There are number of measures that can be taken to prevent infection with monkeypox virus:
The CDC recommends vaccination for people exposed to monkeypox and for those at higher risk of exposure, including:
It is important to understand that while there may be many persons in DE who want a monkeypox vaccine, not everyone in the population needs a monkeypox vaccine. This is very different from COVID. Spread is primarily through direct contact with an infected person and not airborne transmission. Vaccines are not recommended for children. There are things that people in the general public, as well as the LGTBQ+ community can do to protect themselves regardless of their ability to access vaccine such as limiting direct contact with anyone with a concerning rash, limiting the number of intimate partners, talking openly with intimate contacts about recent behaviors, and not sharing bedding, towels and eating or drinking utensils with anyone who does.
There are no treatments specifically for monkeypox virus infections. Antiviral drugs and vaccines developed to protect against smallpox may be used to prevent and treat monkeypox virus infections. Antivirals, such as tecovirimat (TPOXX), may be recommended for people who are more likely to get severely ill, like patients with weakened immune systems. Not everyone with Monkeypox will need antivirals. Many have symptoms that will resolve without additional treatment.
If you have symptoms of monkeypox, talk to your health care provider.

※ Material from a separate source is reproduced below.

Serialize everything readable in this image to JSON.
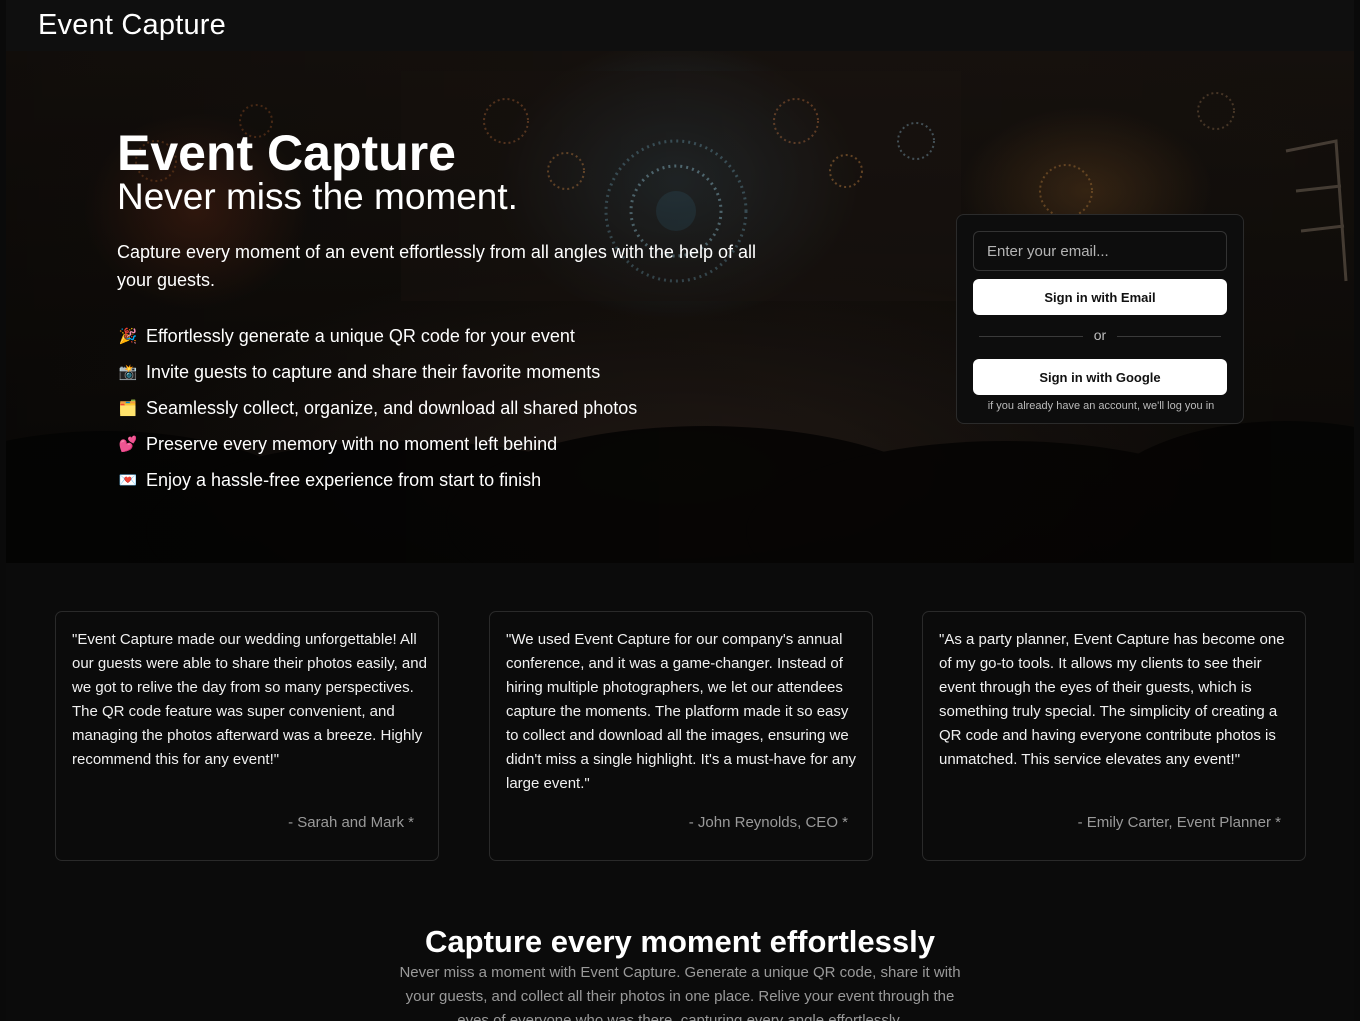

If you have symptoms of monkeypox, or are concerned you may have been exposed, contact your health care provider to discuss testing. Don't have a health care provider? Contact MPX hotline at xxx to discuss scheduling a testing appointment at a public health clinic
If a provider is unable to collect specimen or if a person is under/uninsured or does not have access to a health care provider, DPH/OIDE will coordinate specimen collection with one of the Delaware Public Health Clinics, Delaware Public Health Laboratory (DPHL), and the CDC, if a patient meets the criteria for a suspected case
Antivirals should be considered for patients who may be at high risk of severe disease (refer to Interim Clinical Guidance for the Treatment of Monkeypox
Refer to the CDC’s Considerations for Monkeypox Vaccination for the recommended use of vaccine in the U.S. The current vaccine supply in Delaware will be prioritized for post-exposure prophylaxis only. As more doses are available, other strategies, such as Pre-exposure prophylaxis of high-risk groups will be considered.
All requests for vaccines and antivirals should be sent to DPH Office of Infectious Disease Epidemiology (OIDE) at 302-744-4990 (business hours) or 1-888-295-5156 (24/7). OIDE business hours are Monday through Friday from 8 a.m. to 4:30 p.m.